The Communist Party of China Central Committee’s proposals for the 14th Five-Year Plan (2021-25) and the long-range objectives through 2035 state explicitly that China will realize economic and social development by promoting the green economy.
Some politicians have pursued a unilateral policy in global affairs, which has undermined international climate cooperation. The novel coronavirus disease pandemic has also exacerbated people’s pessimistic feelings about the future. China supports multilateral processes and is boosting concerted global efforts.
One partner is the EU, with whom China has long-standing cooperation in addressing climate change. The EU-China Partnership on Climate Change in 2005 set up a stable strategic framework for dialogue and cooperation, affirmed by subsequent statements.

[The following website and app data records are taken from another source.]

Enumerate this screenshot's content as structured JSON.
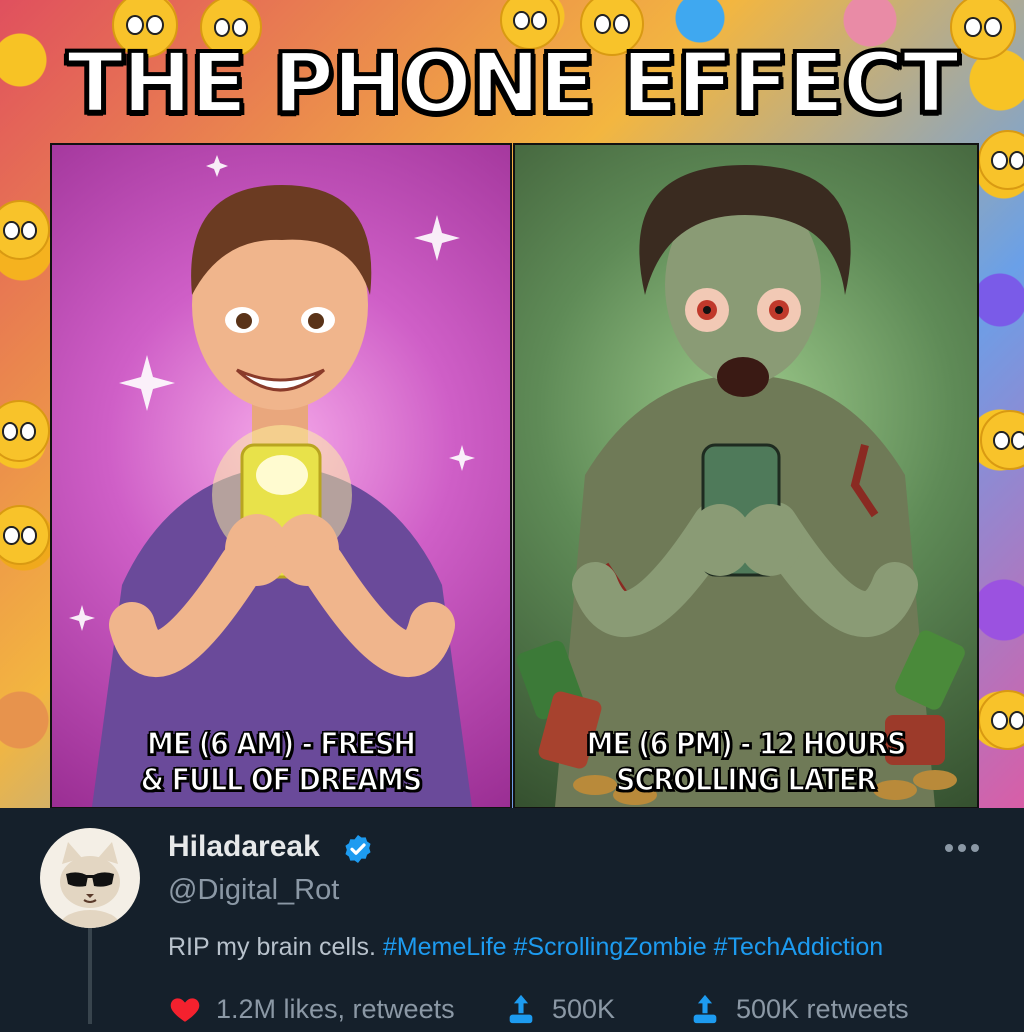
{
  "meme": {
    "title": "THE PHONE EFFECT",
    "left_panel": {
      "caption_line1": "ME (6 AM) - FRESH",
      "caption_line2": "& FULL OF DREAMS"
    },
    "right_panel": {
      "caption_line1": "ME (6 PM) - 12 HOURS",
      "caption_line2": "SCROLLING LATER"
    }
  },
  "tweet": {
    "display_name": "Hiladareak",
    "handle": "@Digital_Rot",
    "text_plain": "RIP my brain cells.",
    "hashtags": [
      "#MemeLife",
      "#ScrollingZombie",
      "#TechAddiction"
    ],
    "actions": [
      {
        "icon": "heart-icon",
        "label": "1.2M likes, retweets"
      },
      {
        "icon": "share-icon",
        "label": "500K"
      },
      {
        "icon": "retweet-icon",
        "label": "500K retweets"
      }
    ]
  },
  "colors": {
    "background": "#15202b",
    "accent": "#1d9bf0",
    "heart": "#f4212e",
    "text_primary": "#e7e9ea",
    "text_secondary": "#8b98a5"
  }
}
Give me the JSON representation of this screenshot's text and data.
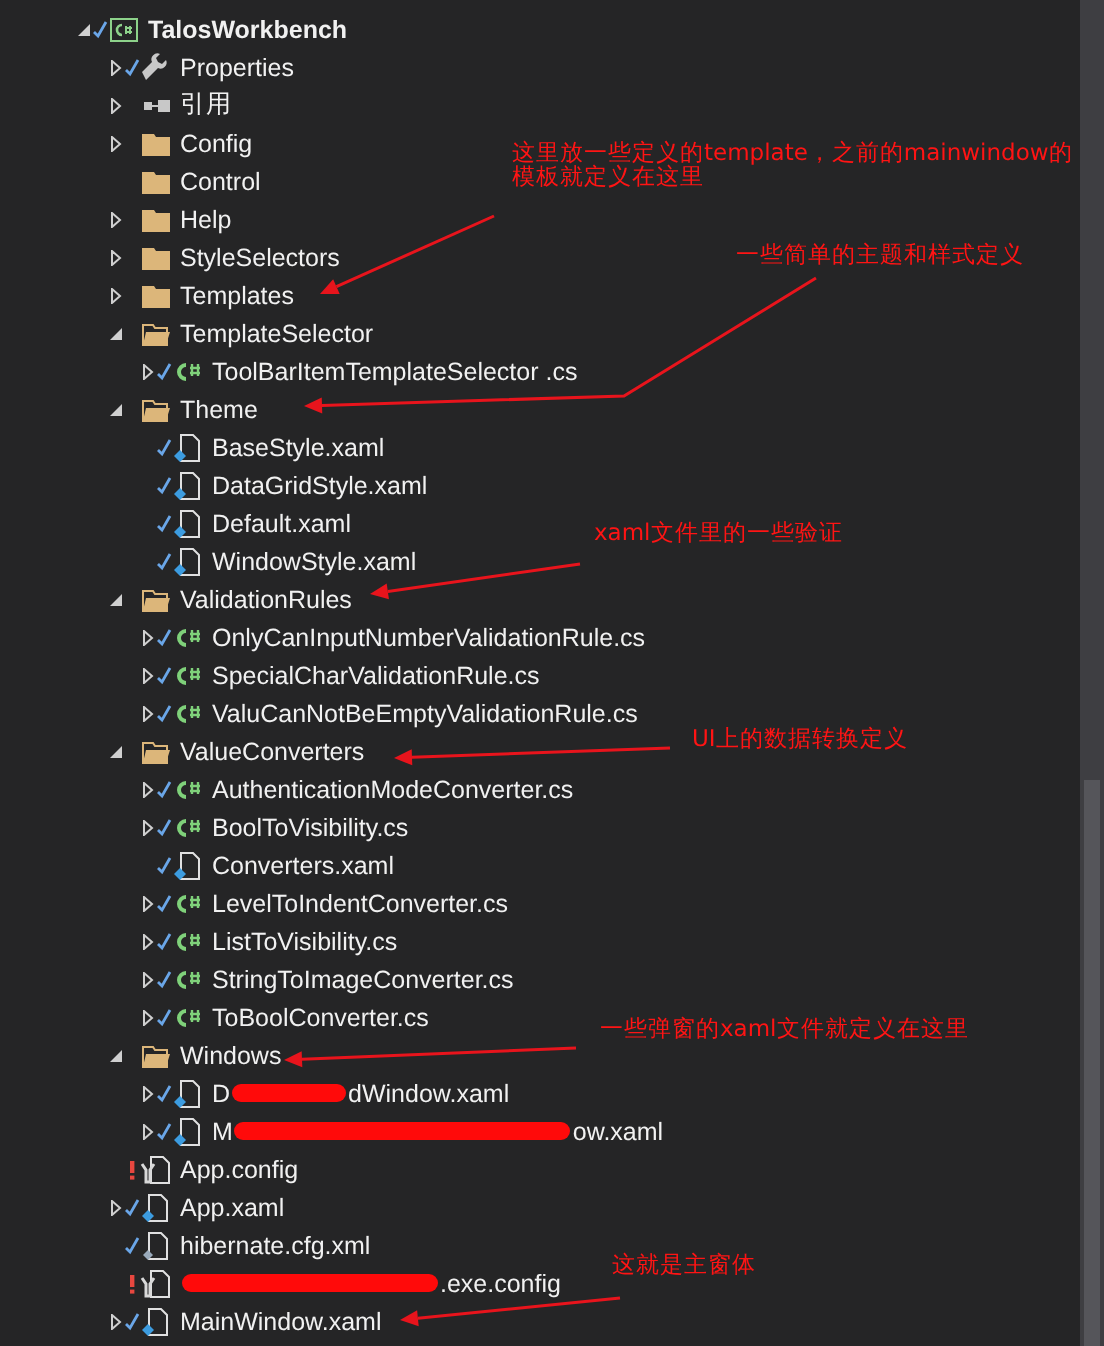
{
  "tree": [
    {
      "label": "TalosWorkbench",
      "kind": "project",
      "checked": true,
      "warning": false,
      "expanded": true,
      "children": [
        {
          "label": "Properties",
          "kind": "wrench",
          "checked": true,
          "warning": false,
          "expanded": false
        },
        {
          "label": "引用",
          "kind": "references",
          "checked": false,
          "warning": false,
          "expanded": false
        },
        {
          "label": "Config",
          "kind": "folder",
          "checked": false,
          "warning": false,
          "expanded": false
        },
        {
          "label": "Control",
          "kind": "folder",
          "checked": false,
          "warning": false
        },
        {
          "label": "Help",
          "kind": "folder",
          "checked": false,
          "warning": false,
          "expanded": false
        },
        {
          "label": "StyleSelectors",
          "kind": "folder",
          "checked": false,
          "warning": false,
          "expanded": false
        },
        {
          "label": "Templates",
          "kind": "folder",
          "checked": false,
          "warning": false,
          "expanded": false
        },
        {
          "label": "TemplateSelector",
          "kind": "folder",
          "checked": false,
          "warning": false,
          "expanded": true,
          "children": [
            {
              "label": "ToolBarItemTemplateSelector .cs",
              "kind": "csharp",
              "checked": true,
              "warning": false,
              "expanded": false
            }
          ]
        },
        {
          "label": "Theme",
          "kind": "folder",
          "checked": false,
          "warning": false,
          "expanded": true,
          "children": [
            {
              "label": "BaseStyle.xaml",
              "kind": "xaml",
              "checked": true,
              "warning": false
            },
            {
              "label": "DataGridStyle.xaml",
              "kind": "xaml",
              "checked": true,
              "warning": false
            },
            {
              "label": "Default.xaml",
              "kind": "xaml",
              "checked": true,
              "warning": false
            },
            {
              "label": "WindowStyle.xaml",
              "kind": "xaml",
              "checked": true,
              "warning": false
            }
          ]
        },
        {
          "label": "ValidationRules",
          "kind": "folder",
          "checked": false,
          "warning": false,
          "expanded": true,
          "children": [
            {
              "label": "OnlyCanInputNumberValidationRule.cs",
              "kind": "csharp",
              "checked": true,
              "warning": false,
              "expanded": false
            },
            {
              "label": "SpecialCharValidationRule.cs",
              "kind": "csharp",
              "checked": true,
              "warning": false,
              "expanded": false
            },
            {
              "label": "ValuCanNotBeEmptyValidationRule.cs",
              "kind": "csharp",
              "checked": true,
              "warning": false,
              "expanded": false
            }
          ]
        },
        {
          "label": "ValueConverters",
          "kind": "folder",
          "checked": false,
          "warning": false,
          "expanded": true,
          "children": [
            {
              "label": "AuthenticationModeConverter.cs",
              "kind": "csharp",
              "checked": true,
              "warning": false,
              "expanded": false
            },
            {
              "label": "BoolToVisibility.cs",
              "kind": "csharp",
              "checked": true,
              "warning": false,
              "expanded": false
            },
            {
              "label": "Converters.xaml",
              "kind": "xaml",
              "checked": true,
              "warning": false
            },
            {
              "label": "LevelToIndentConverter.cs",
              "kind": "csharp",
              "checked": true,
              "warning": false,
              "expanded": false
            },
            {
              "label": "ListToVisibility.cs",
              "kind": "csharp",
              "checked": true,
              "warning": false,
              "expanded": false
            },
            {
              "label": "StringToImageConverter.cs",
              "kind": "csharp",
              "checked": true,
              "warning": false,
              "expanded": false
            },
            {
              "label": "ToBoolConverter.cs",
              "kind": "csharp",
              "checked": true,
              "warning": false,
              "expanded": false
            }
          ]
        },
        {
          "label": "Windows",
          "kind": "folder",
          "checked": false,
          "warning": false,
          "expanded": true,
          "children": [
            {
              "label_start": "D",
              "label_end": "dWindow.xaml",
              "kind": "xaml",
              "checked": true,
              "warning": false,
              "expanded": false
            },
            {
              "label_start": "M",
              "label_end": "ow.xaml",
              "kind": "xaml",
              "checked": true,
              "warning": false,
              "expanded": false
            }
          ]
        },
        {
          "label": "App.config",
          "kind": "config",
          "checked": false,
          "warning": true
        },
        {
          "label": "App.xaml",
          "kind": "xaml",
          "checked": true,
          "warning": false,
          "expanded": false
        },
        {
          "label": "hibernate.cfg.xml",
          "kind": "xml",
          "checked": true,
          "warning": false
        },
        {
          "label_end": ".exe.config",
          "kind": "config",
          "checked": false,
          "warning": true
        },
        {
          "label": "MainWindow.xaml",
          "kind": "xaml",
          "checked": true,
          "warning": false,
          "expanded": false
        }
      ]
    }
  ],
  "annotations": [
    "这里放一些定义的template，之前的mainwindow的模板就定义在这里",
    "一些简单的主题和样式定义",
    "xaml文件里的一些验证",
    "UI上的数据转换定义",
    "一些弹窗的xaml文件就定义在这里",
    "这就是主窗体"
  ]
}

The cooperation extends to a wide range of areas including long-term low-carbon development strategies, carbon emission trading, energy efficiency and investment in climate and clean-energy projects.
Though a developing country itself, China is also offering financial and technological assistance to other developing countries to help them meet the challenge of climate change. The $3-billion China South-South Climate Cooperation Fund helps recipients enhance their climate response capacity. Ten pilot low-carbon demonstration zones are being built across the world while 100 mitigation and adaptation programs have been started.
China is also willing to develop climate and clean-energy cooperation with the upcoming U.S. administration. The U.S. is one of the biggest polluters in the world and has produced more GHG emissions than any other industrialized country. Though the outgoing administration under President Donald Trump pulled out of it, President-elect Joe Biden campaigned on an ambitious climate strategy, saying he will prioritize comprehensive climate and clean-energy plans. Biden has promised to re-enter the Paris Agreement the day he takes office. In the near future one can be cautiously optimistic about China-U.S. re-engagement and cooperation on climate change and energy security.
There is already a foundation for that. During the tenure of Trump’s predecessor Barack Obama, China and the U.S. developed extensive climate dialogues and exchanges and institutionalized coordination and cooperation. A regular ministerial-level dialogue mechanism was established as well as entities like the China-U.S. Climate Change Working Group and the China-U.S. Clean-Energy Research Center.
If the U.S. returns to the Paris Agreement, it will have a wider base of support.
A global issue
Both the global ecological environment and global climate governance need emergency action. The 26th UN Climate Change Conference of the Parties was rescheduled to November 2021 because of the pandemic and there are fears that the Paris Agreement is falling apart.
The legal status of the accord needs to be strengthened. It lacks rules designed to prevent irresponsible actions, like the U.S. withdrawal. All the signatories, especially the major emitters, should be held to their obligations.
International commitments and continuity of policies need to be ensured. Developed nations need to update and submit new INDCs to raise their targets for increasing the use of renewable energy and cutting carbon dioxide emissions. Climate change is a global challenge and it can be resolved only through international cooperation.
The author is an associate research fellow with the China Institute of International Studies.